Records supplied:
- - -

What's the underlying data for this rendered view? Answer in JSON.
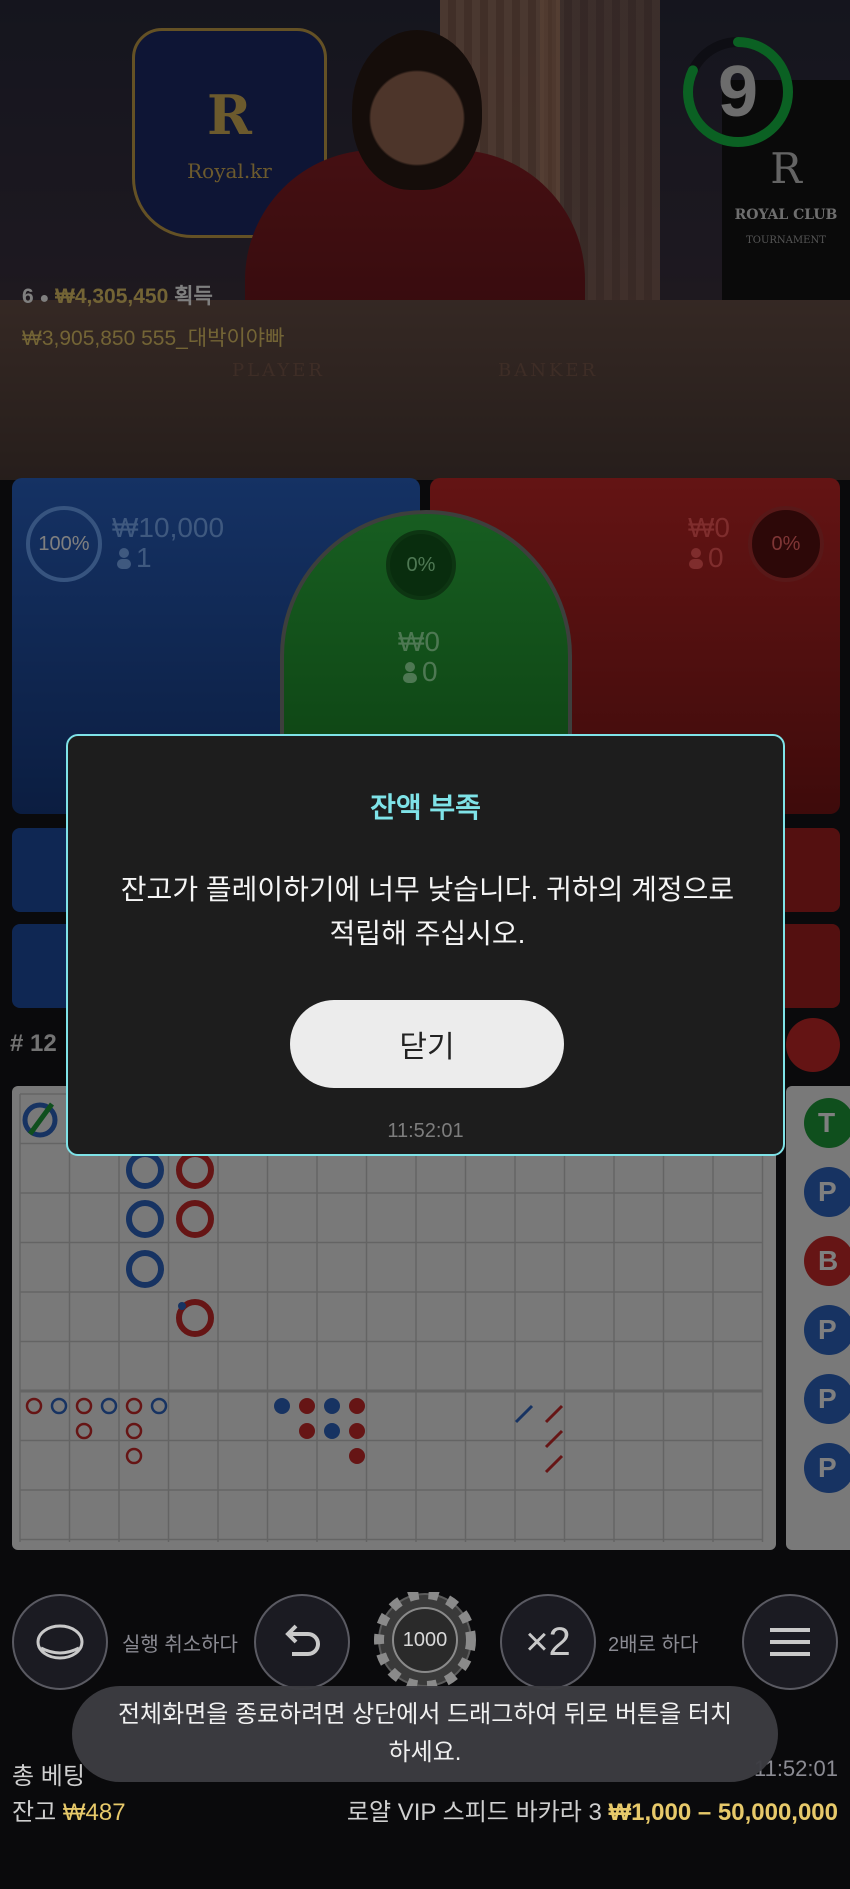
{
  "video": {
    "brand_logo_text": "Royal.kr",
    "brand_logo_letter": "R",
    "club_letter": "R",
    "club_name": "ROYAL CLUB",
    "club_sub": "TOURNAMENT",
    "table_player_word": "PLAYER",
    "table_banker_word": "BANKER",
    "countdown": "9",
    "countdown_fraction": 0.82
  },
  "winners": {
    "count": "6",
    "total": "₩4,305,450",
    "total_suffix": "획득",
    "top_amount": "₩3,905,850",
    "top_name": "555_대박이야빠"
  },
  "bets": {
    "player": {
      "percent": "100%",
      "amount": "₩10,000",
      "players": "1"
    },
    "tie": {
      "percent": "0%",
      "amount": "₩0",
      "players": "0"
    },
    "banker": {
      "percent": "0%",
      "amount": "₩0",
      "players": "0"
    }
  },
  "roadmap": {
    "round_label": "# 12",
    "right_beads": [
      "T",
      "P",
      "B",
      "P",
      "P",
      "P"
    ]
  },
  "modal": {
    "title": "잔액 부족",
    "message": "잔고가 플레이하기에 너무 낮습니다. 귀하의 계정으로 적립해 주십시오.",
    "close_label": "닫기",
    "time": "11:52:01"
  },
  "controls": {
    "undo_label": "실행 취소하다",
    "chip_value": "1000",
    "double_symbol": "×2",
    "double_label": "2배로 하다"
  },
  "toast": {
    "text": "전체화면을 종료하려면 상단에서 드래그하여 뒤로 버튼을 터치하세요."
  },
  "footer": {
    "total_bet_label": "총 베팅",
    "time": "11:52:01",
    "balance_label": "잔고",
    "balance_value": "₩487",
    "table_name": "로얄 VIP 스피드 바카라 3",
    "limits": "₩1,000 – 50,000,000"
  },
  "colors": {
    "accent": "#7fe3e8",
    "gold": "#e7c96a",
    "player": "#2a64c8",
    "banker": "#c82828",
    "tie": "#2fbb42"
  }
}
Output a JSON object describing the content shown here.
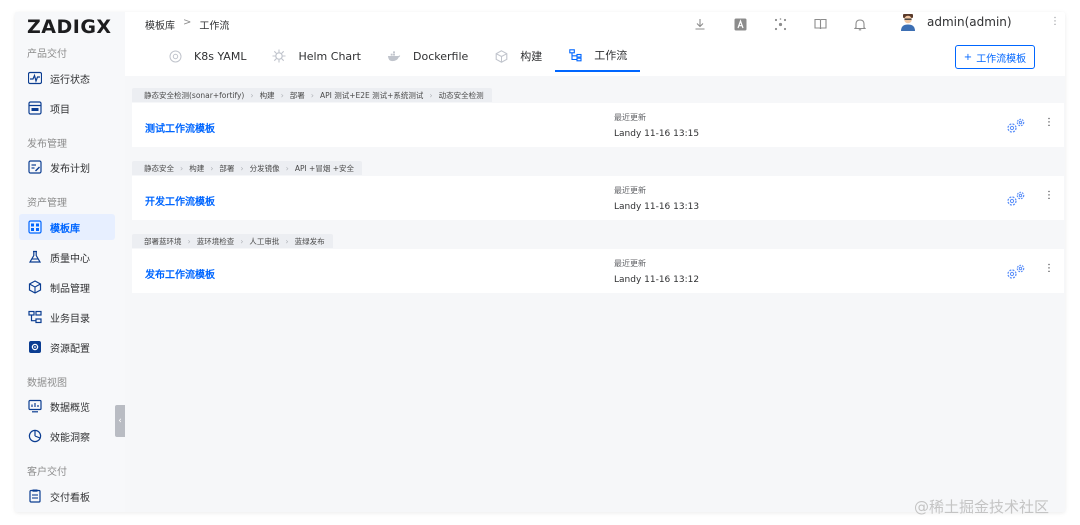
{
  "brand": {
    "logo": "ZADIGX"
  },
  "sidebar": {
    "sections": [
      {
        "title": "产品交付",
        "items": [
          {
            "label": "运行状态",
            "icon": "pulse-icon"
          },
          {
            "label": "项目",
            "icon": "project-icon"
          }
        ]
      },
      {
        "title": "发布管理",
        "items": [
          {
            "label": "发布计划",
            "icon": "plan-icon"
          }
        ]
      },
      {
        "title": "资产管理",
        "items": [
          {
            "label": "模板库",
            "icon": "template-icon",
            "active": true
          },
          {
            "label": "质量中心",
            "icon": "flask-icon"
          },
          {
            "label": "制品管理",
            "icon": "package-icon"
          },
          {
            "label": "业务目录",
            "icon": "catalog-icon"
          },
          {
            "label": "资源配置",
            "icon": "settings-icon"
          }
        ]
      },
      {
        "title": "数据视图",
        "items": [
          {
            "label": "数据概览",
            "icon": "chart-icon"
          },
          {
            "label": "效能洞察",
            "icon": "pie-icon"
          }
        ]
      },
      {
        "title": "客户交付",
        "items": [
          {
            "label": "交付看板",
            "icon": "board-icon"
          }
        ]
      }
    ]
  },
  "breadcrumb": {
    "root": "模板库",
    "separator": ">",
    "current": "工作流"
  },
  "user": {
    "name": "admin(admin)"
  },
  "tabs": [
    {
      "label": "K8s YAML",
      "icon": "k8s-icon"
    },
    {
      "label": "Helm Chart",
      "icon": "helm-icon"
    },
    {
      "label": "Dockerfile",
      "icon": "docker-icon"
    },
    {
      "label": "构建",
      "icon": "build-icon"
    },
    {
      "label": "工作流",
      "icon": "workflow-icon",
      "active": true
    }
  ],
  "new_button": {
    "label": "工作流模板",
    "icon": "plus-icon"
  },
  "templates": [
    {
      "stages": [
        "静态安全检测(sonar+fortify)",
        "构建",
        "部署",
        "API 测试+E2E 测试+系统测试",
        "动态安全检测"
      ],
      "name": "测试工作流模板",
      "updated_label": "最近更新",
      "updated_value": "Landy 11-16 13:15"
    },
    {
      "stages": [
        "静态安全",
        "构建",
        "部署",
        "分发镜像",
        "API +冒烟 +安全"
      ],
      "name": "开发工作流模板",
      "updated_label": "最近更新",
      "updated_value": "Landy 11-16 13:13"
    },
    {
      "stages": [
        "部署蓝环境",
        "蓝环境检查",
        "人工审批",
        "蓝绿发布"
      ],
      "name": "发布工作流模板",
      "updated_label": "最近更新",
      "updated_value": "Landy 11-16 13:12"
    }
  ],
  "watermark": "@稀土掘金技术社区",
  "colors": {
    "accent": "#0066ff",
    "active_bg": "#e7efff",
    "stage_bg": "#eceef2"
  }
}
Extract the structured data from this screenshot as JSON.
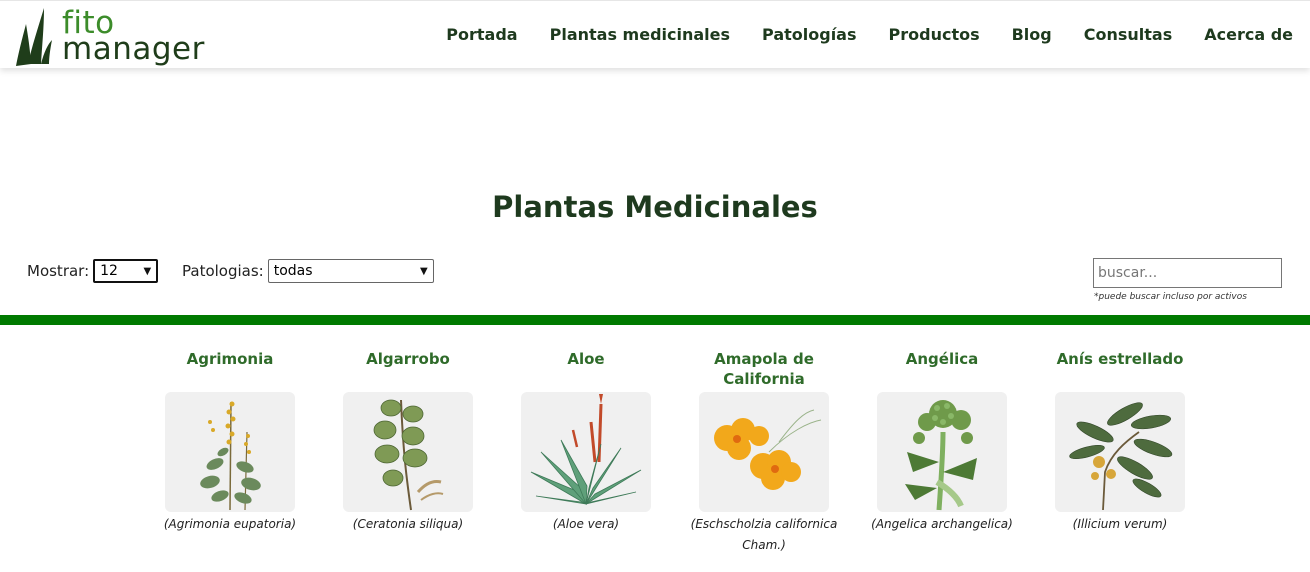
{
  "brand": {
    "line1": "fito",
    "line2": "manager"
  },
  "nav": [
    {
      "label": "Portada"
    },
    {
      "label": "Plantas medicinales"
    },
    {
      "label": "Patologías"
    },
    {
      "label": "Productos"
    },
    {
      "label": "Blog"
    },
    {
      "label": "Consultas"
    },
    {
      "label": "Acerca de"
    }
  ],
  "page": {
    "title": "Plantas Medicinales"
  },
  "filters": {
    "show_label": "Mostrar:",
    "show_value": "12",
    "pathology_label": "Patologias:",
    "pathology_value": "todas"
  },
  "search": {
    "placeholder": "buscar...",
    "hint": "*puede buscar incluso por activos"
  },
  "plants": [
    {
      "name": "Agrimonia",
      "scientific": "(Agrimonia eupatoria)",
      "illustration": "agrimonia-illustration"
    },
    {
      "name": "Algarrobo",
      "scientific": "(Ceratonia siliqua)",
      "illustration": "carob-illustration"
    },
    {
      "name": "Aloe",
      "scientific": "(Aloe vera)",
      "illustration": "aloe-illustration"
    },
    {
      "name": "Amapola de California",
      "scientific": "(Eschscholzia californica Cham.)",
      "illustration": "california-poppy-illustration"
    },
    {
      "name": "Angélica",
      "scientific": "(Angelica archangelica)",
      "illustration": "angelica-illustration"
    },
    {
      "name": "Anís estrellado",
      "scientific": "(Illicium verum)",
      "illustration": "star-anise-illustration"
    }
  ],
  "colors": {
    "brand_green": "#3c8c2a",
    "dark_green": "#1e3a1e",
    "divider_green": "#007a00",
    "plant_name_green": "#2f6b2a",
    "image_bg": "#f0f0f0"
  }
}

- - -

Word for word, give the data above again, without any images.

What's the underlying data for this rendered view? Answer in JSON.
{
  "video": {
    "brand_logo_text": "Royal.kr",
    "brand_logo_letter": "R",
    "club_letter": "R",
    "club_name": "ROYAL CLUB",
    "club_sub": "TOURNAMENT",
    "table_player_word": "PLAYER",
    "table_banker_word": "BANKER",
    "countdown": "9",
    "countdown_fraction": 0.82
  },
  "winners": {
    "count": "6",
    "total": "₩4,305,450",
    "total_suffix": "획득",
    "top_amount": "₩3,905,850",
    "top_name": "555_대박이야빠"
  },
  "bets": {
    "player": {
      "percent": "100%",
      "amount": "₩10,000",
      "players": "1"
    },
    "tie": {
      "percent": "0%",
      "amount": "₩0",
      "players": "0"
    },
    "banker": {
      "percent": "0%",
      "amount": "₩0",
      "players": "0"
    }
  },
  "roadmap": {
    "round_label": "# 12",
    "right_beads": [
      "T",
      "P",
      "B",
      "P",
      "P",
      "P"
    ]
  },
  "modal": {
    "title": "잔액 부족",
    "message": "잔고가 플레이하기에 너무 낮습니다. 귀하의 계정으로 적립해 주십시오.",
    "close_label": "닫기",
    "time": "11:52:01"
  },
  "controls": {
    "undo_label": "실행 취소하다",
    "chip_value": "1000",
    "double_symbol": "×2",
    "double_label": "2배로 하다"
  },
  "toast": {
    "text": "전체화면을 종료하려면 상단에서 드래그하여 뒤로 버튼을 터치하세요."
  },
  "footer": {
    "total_bet_label": "총 베팅",
    "time": "11:52:01",
    "balance_label": "잔고",
    "balance_value": "₩487",
    "table_name": "로얄 VIP 스피드 바카라 3",
    "limits": "₩1,000 – 50,000,000"
  },
  "colors": {
    "accent": "#7fe3e8",
    "gold": "#e7c96a",
    "player": "#2a64c8",
    "banker": "#c82828",
    "tie": "#2fbb42"
  }
}
Output a JSON object describing the content shown here.
{
  "brand": {
    "logo": "ZADIGX"
  },
  "sidebar": {
    "sections": [
      {
        "title": "产品交付",
        "items": [
          {
            "label": "运行状态",
            "icon": "pulse-icon"
          },
          {
            "label": "项目",
            "icon": "project-icon"
          }
        ]
      },
      {
        "title": "发布管理",
        "items": [
          {
            "label": "发布计划",
            "icon": "plan-icon"
          }
        ]
      },
      {
        "title": "资产管理",
        "items": [
          {
            "label": "模板库",
            "icon": "template-icon",
            "active": true
          },
          {
            "label": "质量中心",
            "icon": "flask-icon"
          },
          {
            "label": "制品管理",
            "icon": "package-icon"
          },
          {
            "label": "业务目录",
            "icon": "catalog-icon"
          },
          {
            "label": "资源配置",
            "icon": "settings-icon"
          }
        ]
      },
      {
        "title": "数据视图",
        "items": [
          {
            "label": "数据概览",
            "icon": "chart-icon"
          },
          {
            "label": "效能洞察",
            "icon": "pie-icon"
          }
        ]
      },
      {
        "title": "客户交付",
        "items": [
          {
            "label": "交付看板",
            "icon": "board-icon"
          }
        ]
      }
    ]
  },
  "breadcrumb": {
    "root": "模板库",
    "separator": ">",
    "current": "工作流"
  },
  "user": {
    "name": "admin(admin)"
  },
  "tabs": [
    {
      "label": "K8s YAML",
      "icon": "k8s-icon"
    },
    {
      "label": "Helm Chart",
      "icon": "helm-icon"
    },
    {
      "label": "Dockerfile",
      "icon": "docker-icon"
    },
    {
      "label": "构建",
      "icon": "build-icon"
    },
    {
      "label": "工作流",
      "icon": "workflow-icon",
      "active": true
    }
  ],
  "new_button": {
    "label": "工作流模板",
    "icon": "plus-icon"
  },
  "templates": [
    {
      "stages": [
        "静态安全检测(sonar+fortify)",
        "构建",
        "部署",
        "API 测试+E2E 测试+系统测试",
        "动态安全检测"
      ],
      "name": "测试工作流模板",
      "updated_label": "最近更新",
      "updated_value": "Landy 11-16 13:15"
    },
    {
      "stages": [
        "静态安全",
        "构建",
        "部署",
        "分发镜像",
        "API +冒烟 +安全"
      ],
      "name": "开发工作流模板",
      "updated_label": "最近更新",
      "updated_value": "Landy 11-16 13:13"
    },
    {
      "stages": [
        "部署蓝环境",
        "蓝环境检查",
        "人工审批",
        "蓝绿发布"
      ],
      "name": "发布工作流模板",
      "updated_label": "最近更新",
      "updated_value": "Landy 11-16 13:12"
    }
  ],
  "watermark": "@稀土掘金技术社区",
  "colors": {
    "accent": "#0066ff",
    "active_bg": "#e7efff",
    "stage_bg": "#eceef2"
  }
}
Extract the structured data from this screenshot as JSON.
{
  "brand": {
    "line1": "fito",
    "line2": "manager"
  },
  "nav": [
    {
      "label": "Portada"
    },
    {
      "label": "Plantas medicinales"
    },
    {
      "label": "Patologías"
    },
    {
      "label": "Productos"
    },
    {
      "label": "Blog"
    },
    {
      "label": "Consultas"
    },
    {
      "label": "Acerca de"
    }
  ],
  "page": {
    "title": "Plantas Medicinales"
  },
  "filters": {
    "show_label": "Mostrar:",
    "show_value": "12",
    "pathology_label": "Patologias:",
    "pathology_value": "todas"
  },
  "search": {
    "placeholder": "buscar...",
    "hint": "*puede buscar incluso por activos"
  },
  "plants": [
    {
      "name": "Agrimonia",
      "scientific": "(Agrimonia eupatoria)",
      "illustration": "agrimonia-illustration"
    },
    {
      "name": "Algarrobo",
      "scientific": "(Ceratonia siliqua)",
      "illustration": "carob-illustration"
    },
    {
      "name": "Aloe",
      "scientific": "(Aloe vera)",
      "illustration": "aloe-illustration"
    },
    {
      "name": "Amapola de California",
      "scientific": "(Eschscholzia californica Cham.)",
      "illustration": "california-poppy-illustration"
    },
    {
      "name": "Angélica",
      "scientific": "(Angelica archangelica)",
      "illustration": "angelica-illustration"
    },
    {
      "name": "Anís estrellado",
      "scientific": "(Illicium verum)",
      "illustration": "star-anise-illustration"
    }
  ],
  "colors": {
    "brand_green": "#3c8c2a",
    "dark_green": "#1e3a1e",
    "divider_green": "#007a00",
    "plant_name_green": "#2f6b2a",
    "image_bg": "#f0f0f0"
  }
}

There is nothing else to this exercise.